*WHAT THE EXERCISE ASKS*: Repeat every line of the data exactly; the pictures stay out.

━━━━━━━━━━━━━━━━━━━━

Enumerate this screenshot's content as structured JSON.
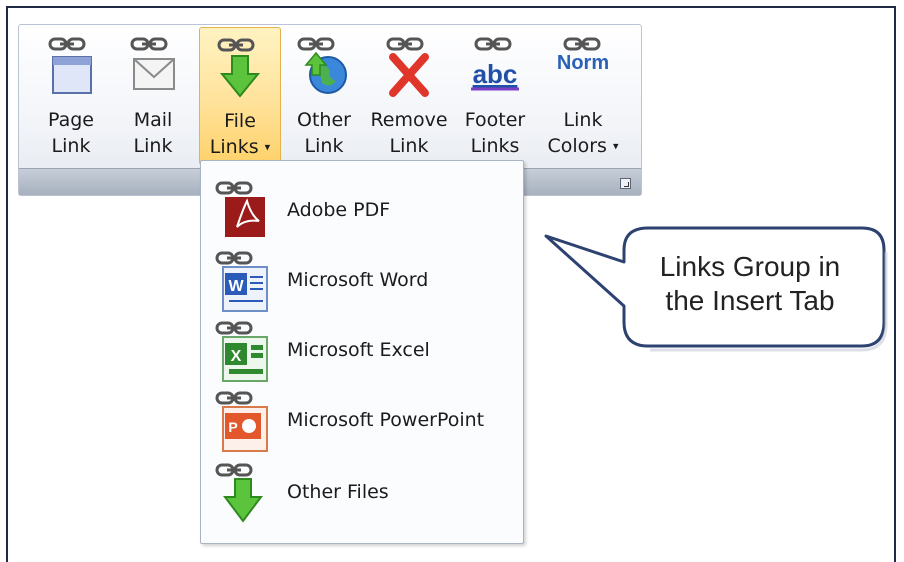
{
  "ribbon": {
    "buttons": [
      {
        "line1": "Page",
        "line2": "Link",
        "has_dropdown": false
      },
      {
        "line1": "Mail",
        "line2": "Link",
        "has_dropdown": false
      },
      {
        "line1": "File",
        "line2": "Links",
        "has_dropdown": true
      },
      {
        "line1": "Other",
        "line2": "Link",
        "has_dropdown": false
      },
      {
        "line1": "Remove",
        "line2": "Link",
        "has_dropdown": false
      },
      {
        "line1": "Footer",
        "line2": "Links",
        "has_dropdown": false
      },
      {
        "line1": "Link",
        "line2": "Colors",
        "has_dropdown": true
      }
    ],
    "footer_text": "abc",
    "norm_text": "Norm"
  },
  "menu": {
    "items": [
      {
        "label": "Adobe PDF"
      },
      {
        "label": "Microsoft Word"
      },
      {
        "label": "Microsoft Excel"
      },
      {
        "label": "Microsoft PowerPoint"
      },
      {
        "label": "Other Files"
      }
    ]
  },
  "callout": {
    "line1": "Links Group in",
    "line2": "the Insert Tab"
  },
  "colors": {
    "frame": "#1f2a44",
    "active_button": "#ffe29a",
    "callout_border": "#2d4270"
  }
}
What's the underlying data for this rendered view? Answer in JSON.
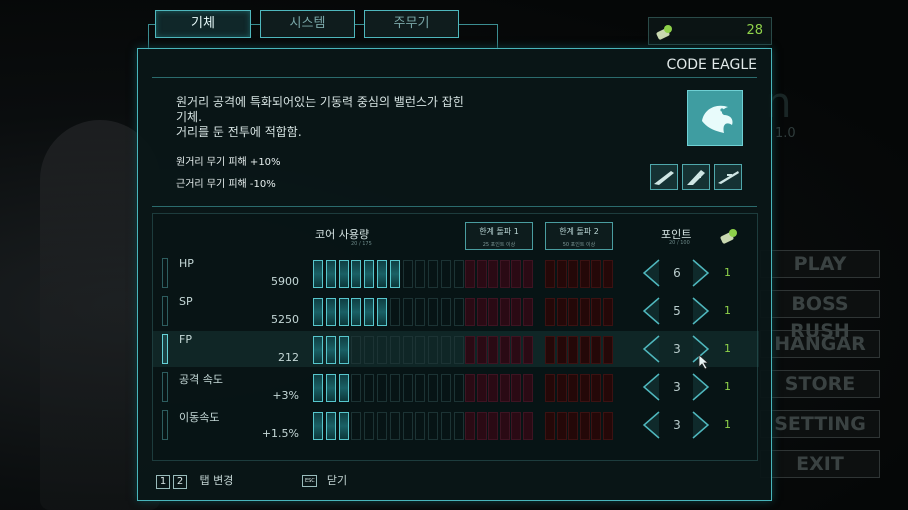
{
  "tabs": [
    {
      "label": "기체",
      "active": true
    },
    {
      "label": "시스템",
      "active": false
    },
    {
      "label": "주무기",
      "active": false
    }
  ],
  "credits": {
    "value": "28",
    "icon": "credit-chip-icon",
    "color": "#8ed14a"
  },
  "background": {
    "menu": [
      "PLAY",
      "BOSS RUSH",
      "HANGAR",
      "STORE",
      "SETTING",
      "EXIT"
    ],
    "version": "1.0"
  },
  "mech": {
    "name": "CODE EAGLE",
    "description_lines": [
      "원거리 공격에 특화되어있는 기동력 중심의 밸런스가  잡힌",
      "기체.",
      "거리를 둔 전투에 적합함."
    ],
    "modifiers": [
      "원거리 무기 피해 +10%",
      "근거리 무기 피해 -10%"
    ],
    "emblem_icon": "eagle-emblem-icon",
    "weapons": [
      "rifle-icon",
      "launcher-icon",
      "sniper-icon"
    ]
  },
  "stats_header": {
    "core_usage_label": "코어 사용량",
    "core_usage_value": "20 / 175",
    "limit1": {
      "title": "한계 돌파 1",
      "sub": "25 포인트 이상"
    },
    "limit2": {
      "title": "한계 돌파 2",
      "sub": "50 포인트 이상"
    },
    "points_label": "포인트",
    "points_value": "20 / 100"
  },
  "stats": [
    {
      "name": "HP",
      "value": "5900",
      "bars_on": 7,
      "points": "6",
      "cost": "1",
      "selected": false
    },
    {
      "name": "SP",
      "value": "5250",
      "bars_on": 6,
      "points": "5",
      "cost": "1",
      "selected": false
    },
    {
      "name": "FP",
      "value": "212",
      "bars_on": 3,
      "points": "3",
      "cost": "1",
      "selected": true
    },
    {
      "name": "공격 속도",
      "value": "+3%",
      "bars_on": 3,
      "points": "3",
      "cost": "1",
      "selected": false
    },
    {
      "name": "이동속도",
      "value": "+1.5%",
      "bars_on": 3,
      "points": "3",
      "cost": "1",
      "selected": false
    }
  ],
  "footer": {
    "tab_keys": [
      "1",
      "2"
    ],
    "tab_change_label": "탭 변경",
    "esc_key": "ESC",
    "close_label": "닫기"
  },
  "colors": {
    "accent": "#49b5bb",
    "bar_on": "#1a6065",
    "limit1": "#2a0a14",
    "limit2": "#240808",
    "cost": "#8ed14a"
  }
}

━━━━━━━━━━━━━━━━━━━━

*TASK RESPONSE*:
Enumerate this screenshot's content as structured JSON.
{
  "ribbon": {
    "buttons": [
      {
        "line1": "Page",
        "line2": "Link",
        "has_dropdown": false
      },
      {
        "line1": "Mail",
        "line2": "Link",
        "has_dropdown": false
      },
      {
        "line1": "File",
        "line2": "Links",
        "has_dropdown": true
      },
      {
        "line1": "Other",
        "line2": "Link",
        "has_dropdown": false
      },
      {
        "line1": "Remove",
        "line2": "Link",
        "has_dropdown": false
      },
      {
        "line1": "Footer",
        "line2": "Links",
        "has_dropdown": false
      },
      {
        "line1": "Link",
        "line2": "Colors",
        "has_dropdown": true
      }
    ],
    "footer_text": "abc",
    "norm_text": "Norm"
  },
  "menu": {
    "items": [
      {
        "label": "Adobe PDF"
      },
      {
        "label": "Microsoft Word"
      },
      {
        "label": "Microsoft Excel"
      },
      {
        "label": "Microsoft PowerPoint"
      },
      {
        "label": "Other Files"
      }
    ]
  },
  "callout": {
    "line1": "Links Group in",
    "line2": "the Insert Tab"
  },
  "colors": {
    "frame": "#1f2a44",
    "active_button": "#ffe29a",
    "callout_border": "#2d4270"
  }
}
What's the underlying data for this rendered view? Answer in JSON.
{
  "tabs": [
    {
      "label": "기체",
      "active": true
    },
    {
      "label": "시스템",
      "active": false
    },
    {
      "label": "주무기",
      "active": false
    }
  ],
  "credits": {
    "value": "28",
    "icon": "credit-chip-icon",
    "color": "#8ed14a"
  },
  "background": {
    "menu": [
      "PLAY",
      "BOSS RUSH",
      "HANGAR",
      "STORE",
      "SETTING",
      "EXIT"
    ],
    "version": "1.0"
  },
  "mech": {
    "name": "CODE EAGLE",
    "description_lines": [
      "원거리 공격에 특화되어있는 기동력 중심의 밸런스가  잡힌",
      "기체.",
      "거리를 둔 전투에 적합함."
    ],
    "modifiers": [
      "원거리 무기 피해 +10%",
      "근거리 무기 피해 -10%"
    ],
    "emblem_icon": "eagle-emblem-icon",
    "weapons": [
      "rifle-icon",
      "launcher-icon",
      "sniper-icon"
    ]
  },
  "stats_header": {
    "core_usage_label": "코어 사용량",
    "core_usage_value": "20 / 175",
    "limit1": {
      "title": "한계 돌파 1",
      "sub": "25 포인트 이상"
    },
    "limit2": {
      "title": "한계 돌파 2",
      "sub": "50 포인트 이상"
    },
    "points_label": "포인트",
    "points_value": "20 / 100"
  },
  "stats": [
    {
      "name": "HP",
      "value": "5900",
      "bars_on": 7,
      "points": "6",
      "cost": "1",
      "selected": false
    },
    {
      "name": "SP",
      "value": "5250",
      "bars_on": 6,
      "points": "5",
      "cost": "1",
      "selected": false
    },
    {
      "name": "FP",
      "value": "212",
      "bars_on": 3,
      "points": "3",
      "cost": "1",
      "selected": true
    },
    {
      "name": "공격 속도",
      "value": "+3%",
      "bars_on": 3,
      "points": "3",
      "cost": "1",
      "selected": false
    },
    {
      "name": "이동속도",
      "value": "+1.5%",
      "bars_on": 3,
      "points": "3",
      "cost": "1",
      "selected": false
    }
  ],
  "footer": {
    "tab_keys": [
      "1",
      "2"
    ],
    "tab_change_label": "탭 변경",
    "esc_key": "ESC",
    "close_label": "닫기"
  },
  "colors": {
    "accent": "#49b5bb",
    "bar_on": "#1a6065",
    "limit1": "#2a0a14",
    "limit2": "#240808",
    "cost": "#8ed14a"
  }
}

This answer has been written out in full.